Tally the lines in the data below where the word "JSON" appears, and give the tally alone.

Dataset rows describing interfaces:
/---

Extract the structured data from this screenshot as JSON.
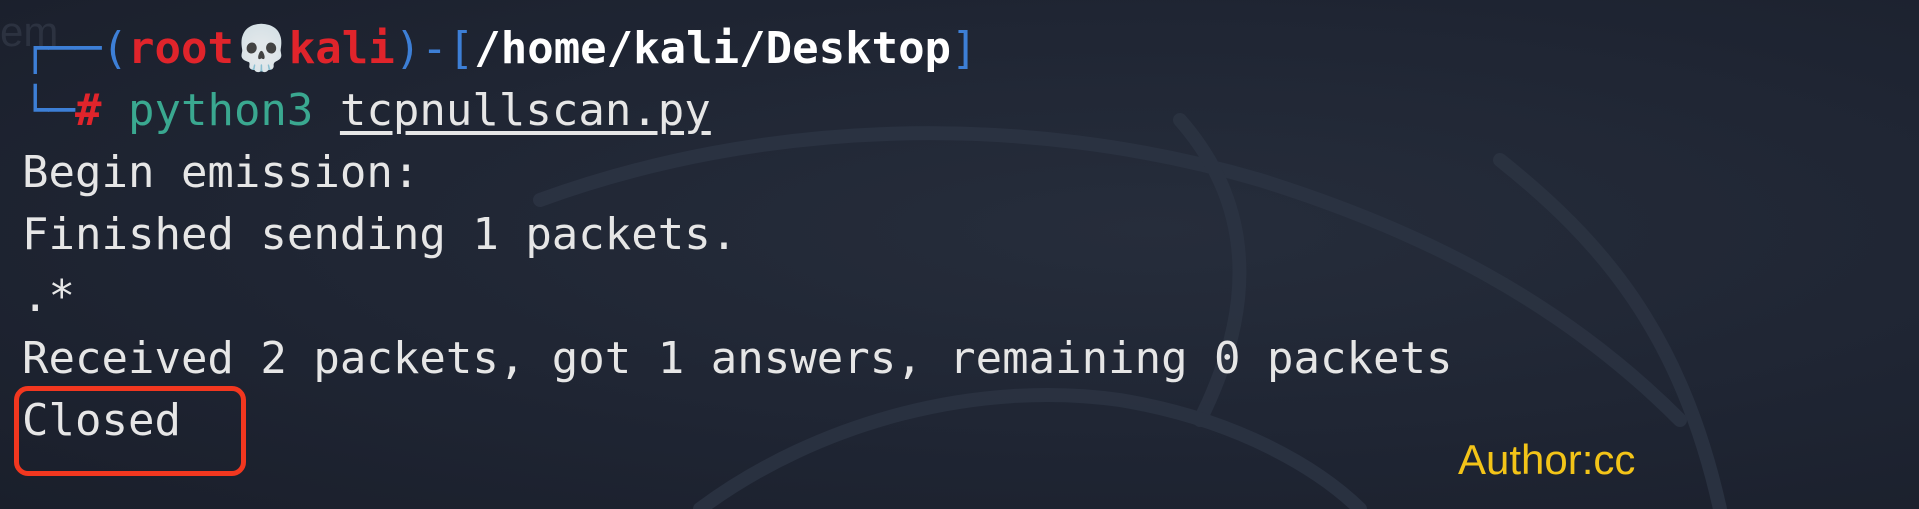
{
  "prompt": {
    "frame_top": "┌──",
    "frame_bottom": "└─",
    "open_paren": "(",
    "user": "root",
    "skull": "💀",
    "host": "kali",
    "close_paren": ")",
    "dash": "-",
    "open_bracket": "[",
    "cwd": "/home/kali/Desktop",
    "close_bracket": "]",
    "symbol": "#"
  },
  "command": {
    "program": "python3",
    "argument": "tcpnullscan.py"
  },
  "output": [
    "Begin emission:",
    "Finished sending 1 packets.",
    ".*",
    "Received 2 packets, got 1 answers, remaining 0 packets",
    "Closed"
  ],
  "watermark": {
    "author": "Author:cc",
    "ghost_text": "em"
  },
  "colors": {
    "background": "#1f2533",
    "frame": "#3d7fd6",
    "prompt_red": "#e0242b",
    "command_green": "#3aa890",
    "highlight": "#f2371f",
    "author_yellow": "#f3c418"
  }
}
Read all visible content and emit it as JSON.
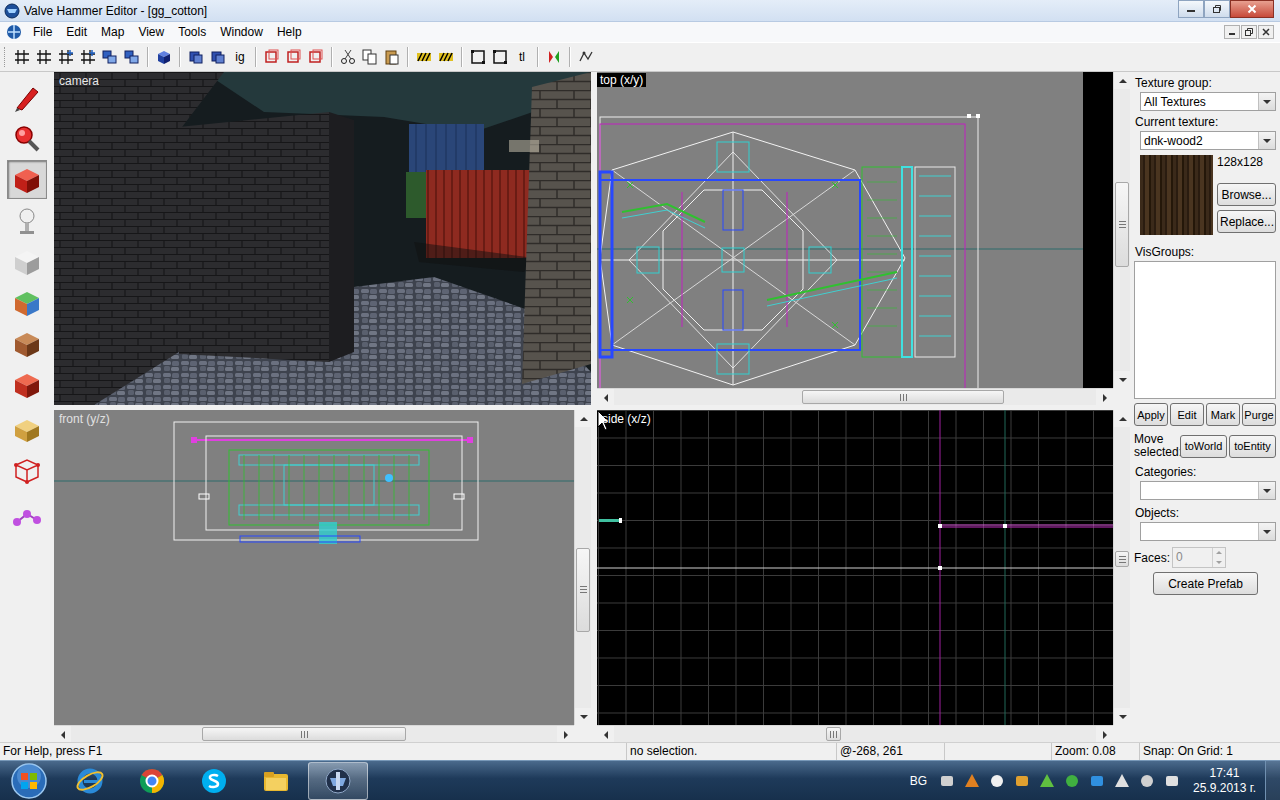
{
  "window": {
    "title": "Valve Hammer Editor - [gg_cotton]"
  },
  "menu": [
    "File",
    "Edit",
    "Map",
    "View",
    "Tools",
    "Window",
    "Help"
  ],
  "toolbar": {
    "texts": [
      "ig",
      "tl"
    ]
  },
  "toolbox": [
    {
      "selected": false
    },
    {
      "selected": false
    },
    {
      "selected": true
    },
    {
      "selected": false
    },
    {
      "selected": false
    },
    {
      "selected": false
    },
    {
      "selected": false
    },
    {
      "selected": false
    },
    {
      "selected": false
    },
    {
      "selected": false
    },
    {
      "selected": false
    }
  ],
  "viewports": {
    "camera": {
      "label": "camera"
    },
    "top": {
      "label": "top (x/y)",
      "h_scroll": {
        "start": 0.39,
        "size": 0.42
      },
      "v_scroll": {
        "start": 0.33,
        "size": 0.3
      }
    },
    "front": {
      "label": "front (y/z)",
      "h_scroll": {
        "start": 0.27,
        "size": 0.42
      },
      "v_scroll": {
        "start": 0.43,
        "size": 0.3
      }
    },
    "side": {
      "label": "side (x/z)",
      "h_scroll": {
        "start": 0.44,
        "size": 0.03
      },
      "v_scroll": {
        "start": 0.44,
        "size": 0.06
      }
    }
  },
  "texture_panel": {
    "texture_group_label": "Texture group:",
    "texture_group": "All Textures",
    "current_texture_label": "Current texture:",
    "current_texture": "dnk-wood2",
    "texture_size": "128x128",
    "browse": "Browse...",
    "replace": "Replace...",
    "visgroups_label": "VisGroups:",
    "visgroup_buttons": [
      "Apply",
      "Edit",
      "Mark",
      "Purge"
    ],
    "move_selected_label": "Move selected:",
    "move_buttons": [
      "toWorld",
      "toEntity"
    ],
    "categories_label": "Categories:",
    "objects_label": "Objects:",
    "faces_label": "Faces:",
    "faces": {
      "value": "0",
      "disabled": true
    },
    "create_prefab": "Create Prefab"
  },
  "status_bar": [
    "For Help, press F1",
    "no selection.",
    "@-268, 261",
    "",
    "Zoom: 0.08",
    "Snap: On Grid: 1"
  ],
  "taskbar": {
    "apps": [
      {
        "selected": false
      },
      {
        "selected": false
      },
      {
        "selected": false
      },
      {
        "selected": false
      },
      {
        "selected": true
      }
    ],
    "language": "BG",
    "time": "17:41",
    "date": "25.9.2013 г."
  }
}
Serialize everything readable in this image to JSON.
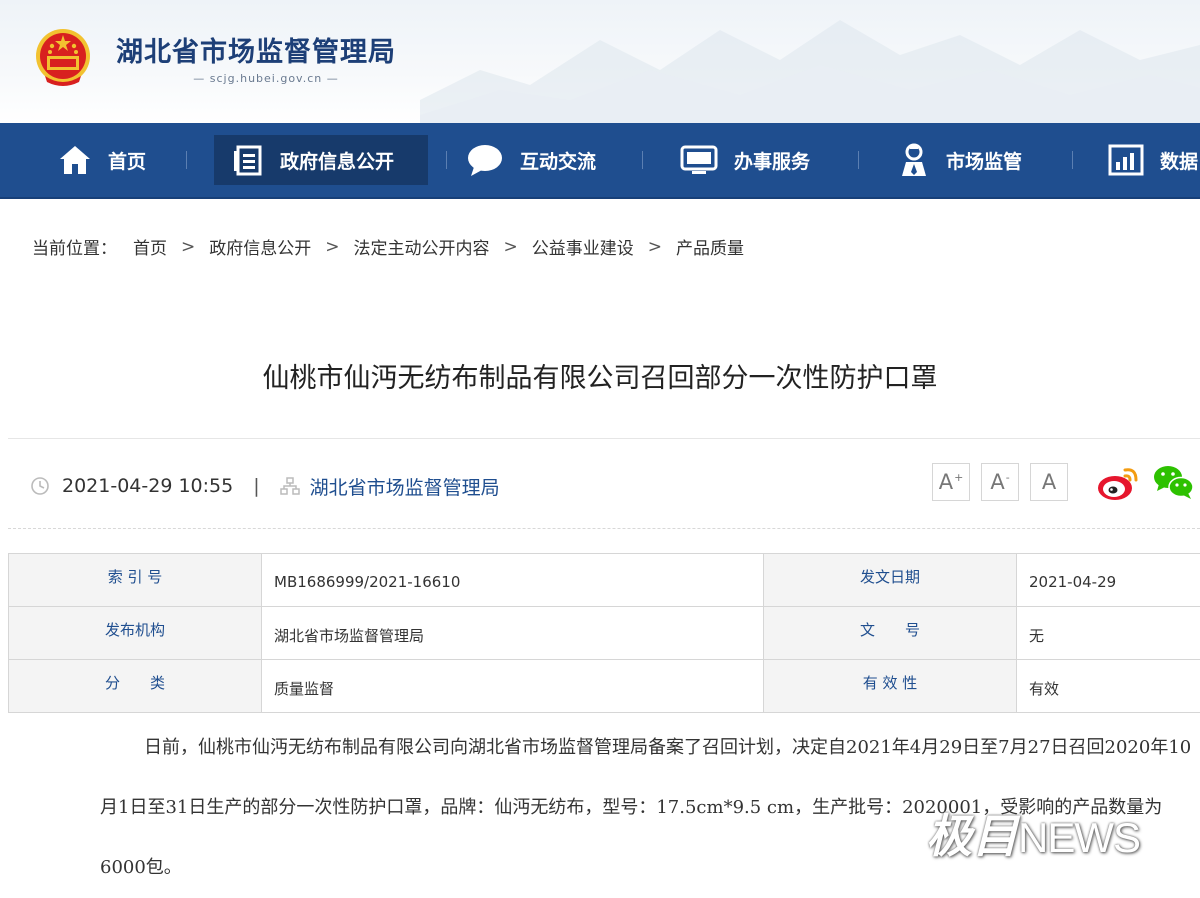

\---

TASK RESULT »
3